= Beginning of Section =

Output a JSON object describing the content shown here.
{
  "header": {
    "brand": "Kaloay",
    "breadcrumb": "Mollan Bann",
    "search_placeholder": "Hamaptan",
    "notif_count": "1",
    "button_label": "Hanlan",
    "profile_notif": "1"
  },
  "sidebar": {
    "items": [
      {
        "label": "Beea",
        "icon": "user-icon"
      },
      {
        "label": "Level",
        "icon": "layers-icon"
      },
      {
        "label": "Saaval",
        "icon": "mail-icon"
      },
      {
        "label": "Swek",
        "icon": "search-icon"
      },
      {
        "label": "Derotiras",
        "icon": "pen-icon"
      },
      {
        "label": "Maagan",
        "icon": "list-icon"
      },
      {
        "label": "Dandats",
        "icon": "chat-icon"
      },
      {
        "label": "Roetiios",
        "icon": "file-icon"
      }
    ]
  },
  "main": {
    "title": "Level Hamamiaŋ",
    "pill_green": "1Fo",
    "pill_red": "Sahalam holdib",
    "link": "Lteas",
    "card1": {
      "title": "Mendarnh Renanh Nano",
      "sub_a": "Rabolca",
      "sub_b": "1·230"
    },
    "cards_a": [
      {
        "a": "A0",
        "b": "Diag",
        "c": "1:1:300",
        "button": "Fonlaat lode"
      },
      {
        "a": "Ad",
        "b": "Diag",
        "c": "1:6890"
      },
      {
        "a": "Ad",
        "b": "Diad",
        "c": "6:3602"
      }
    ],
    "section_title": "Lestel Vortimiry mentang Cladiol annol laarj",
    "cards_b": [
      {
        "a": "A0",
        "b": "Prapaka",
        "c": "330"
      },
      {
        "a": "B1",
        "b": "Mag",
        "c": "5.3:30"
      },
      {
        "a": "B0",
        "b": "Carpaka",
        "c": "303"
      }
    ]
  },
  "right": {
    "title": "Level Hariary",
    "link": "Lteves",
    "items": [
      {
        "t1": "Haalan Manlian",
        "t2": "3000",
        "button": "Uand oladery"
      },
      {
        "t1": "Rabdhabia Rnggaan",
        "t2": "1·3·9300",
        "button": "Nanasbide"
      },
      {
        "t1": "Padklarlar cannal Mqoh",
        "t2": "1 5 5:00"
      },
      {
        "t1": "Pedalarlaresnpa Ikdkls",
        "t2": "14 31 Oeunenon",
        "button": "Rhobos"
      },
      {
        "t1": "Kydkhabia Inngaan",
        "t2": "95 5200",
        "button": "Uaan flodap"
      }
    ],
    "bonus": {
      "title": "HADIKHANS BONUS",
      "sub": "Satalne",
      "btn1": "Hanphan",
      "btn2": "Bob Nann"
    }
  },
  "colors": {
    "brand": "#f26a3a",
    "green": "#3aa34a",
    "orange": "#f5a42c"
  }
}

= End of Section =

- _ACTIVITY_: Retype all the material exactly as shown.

- _YOUR SOLUTION_:
Output a JSON object describing the content shown here.
{
  "header": {
    "brand": "Kaloay",
    "breadcrumb": "Mollan Bann",
    "search_placeholder": "Hamaptan",
    "notif_count": "1",
    "button_label": "Hanlan",
    "profile_notif": "1"
  },
  "sidebar": {
    "items": [
      {
        "label": "Beea",
        "icon": "user-icon"
      },
      {
        "label": "Level",
        "icon": "layers-icon"
      },
      {
        "label": "Saaval",
        "icon": "mail-icon"
      },
      {
        "label": "Swek",
        "icon": "search-icon"
      },
      {
        "label": "Derotiras",
        "icon": "pen-icon"
      },
      {
        "label": "Maagan",
        "icon": "list-icon"
      },
      {
        "label": "Dandats",
        "icon": "chat-icon"
      },
      {
        "label": "Roetiios",
        "icon": "file-icon"
      }
    ]
  },
  "main": {
    "title": "Level Hamamiaŋ",
    "pill_green": "1Fo",
    "pill_red": "Sahalam holdib",
    "link": "Lteas",
    "card1": {
      "title": "Mendarnh Renanh Nano",
      "sub_a": "Rabolca",
      "sub_b": "1·230"
    },
    "cards_a": [
      {
        "a": "A0",
        "b": "Diag",
        "c": "1:1:300",
        "button": "Fonlaat lode"
      },
      {
        "a": "Ad",
        "b": "Diag",
        "c": "1:6890"
      },
      {
        "a": "Ad",
        "b": "Diad",
        "c": "6:3602"
      }
    ],
    "section_title": "Lestel Vortimiry mentang Cladiol annol laarj",
    "cards_b": [
      {
        "a": "A0",
        "b": "Prapaka",
        "c": "330"
      },
      {
        "a": "B1",
        "b": "Mag",
        "c": "5.3:30"
      },
      {
        "a": "B0",
        "b": "Carpaka",
        "c": "303"
      }
    ]
  },
  "right": {
    "title": "Level Hariary",
    "link": "Lteves",
    "items": [
      {
        "t1": "Haalan Manlian",
        "t2": "3000",
        "button": "Uand oladery"
      },
      {
        "t1": "Rabdhabia Rnggaan",
        "t2": "1·3·9300",
        "button": "Nanasbide"
      },
      {
        "t1": "Padklarlar cannal Mqoh",
        "t2": "1 5 5:00"
      },
      {
        "t1": "Pedalarlaresnpa Ikdkls",
        "t2": "14 31 Oeunenon",
        "button": "Rhobos"
      },
      {
        "t1": "Kydkhabia Inngaan",
        "t2": "95 5200",
        "button": "Uaan flodap"
      }
    ],
    "bonus": {
      "title": "HADIKHANS BONUS",
      "sub": "Satalne",
      "btn1": "Hanphan",
      "btn2": "Bob Nann"
    }
  },
  "colors": {
    "brand": "#f26a3a",
    "green": "#3aa34a",
    "orange": "#f5a42c"
  }
}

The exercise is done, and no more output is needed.